WORK TO COMPLETE
Only the lines with "this" in the entries below belong in the answer; please copy them.

Records from a data collection:
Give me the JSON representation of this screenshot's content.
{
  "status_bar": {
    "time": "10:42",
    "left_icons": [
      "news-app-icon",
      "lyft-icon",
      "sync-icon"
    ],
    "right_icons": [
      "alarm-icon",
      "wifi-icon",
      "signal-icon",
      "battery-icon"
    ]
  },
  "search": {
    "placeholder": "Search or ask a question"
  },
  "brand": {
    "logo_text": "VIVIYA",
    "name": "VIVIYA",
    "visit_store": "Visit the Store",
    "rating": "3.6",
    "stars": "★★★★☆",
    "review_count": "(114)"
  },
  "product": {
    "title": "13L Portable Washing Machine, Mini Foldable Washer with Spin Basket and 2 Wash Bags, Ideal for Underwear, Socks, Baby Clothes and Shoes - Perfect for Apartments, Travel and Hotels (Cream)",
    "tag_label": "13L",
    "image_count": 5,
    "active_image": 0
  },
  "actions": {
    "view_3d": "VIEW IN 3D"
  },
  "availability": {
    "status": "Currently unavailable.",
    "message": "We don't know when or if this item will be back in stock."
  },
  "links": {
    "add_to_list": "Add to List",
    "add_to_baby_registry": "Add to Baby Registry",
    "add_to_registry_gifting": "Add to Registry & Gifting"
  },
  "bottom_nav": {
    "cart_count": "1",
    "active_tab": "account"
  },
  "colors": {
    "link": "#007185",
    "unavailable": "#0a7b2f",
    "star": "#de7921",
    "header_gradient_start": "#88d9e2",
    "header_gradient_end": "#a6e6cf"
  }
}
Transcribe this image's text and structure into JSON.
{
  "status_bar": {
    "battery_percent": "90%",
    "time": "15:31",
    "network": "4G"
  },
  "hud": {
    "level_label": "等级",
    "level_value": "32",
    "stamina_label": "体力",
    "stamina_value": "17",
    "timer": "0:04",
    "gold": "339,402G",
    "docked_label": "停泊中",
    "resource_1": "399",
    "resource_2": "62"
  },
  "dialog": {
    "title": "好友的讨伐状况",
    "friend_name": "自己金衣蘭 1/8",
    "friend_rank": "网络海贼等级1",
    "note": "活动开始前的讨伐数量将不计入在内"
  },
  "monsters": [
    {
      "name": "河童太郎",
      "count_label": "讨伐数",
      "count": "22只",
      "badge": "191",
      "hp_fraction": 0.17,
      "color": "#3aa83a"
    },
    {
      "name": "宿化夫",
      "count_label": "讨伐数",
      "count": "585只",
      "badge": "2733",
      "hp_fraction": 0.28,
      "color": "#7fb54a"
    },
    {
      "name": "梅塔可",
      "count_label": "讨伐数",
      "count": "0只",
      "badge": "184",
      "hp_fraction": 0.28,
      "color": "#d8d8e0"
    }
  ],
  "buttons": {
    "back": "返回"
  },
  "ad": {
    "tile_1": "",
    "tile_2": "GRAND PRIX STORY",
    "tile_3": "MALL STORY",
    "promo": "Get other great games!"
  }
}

COMPLETED EXERCISE
Give me the JSON representation of this screenshot's content.
    "message": "We don't know when or if this item will be back in stock."
Transcribe this image's text and structure into JSON.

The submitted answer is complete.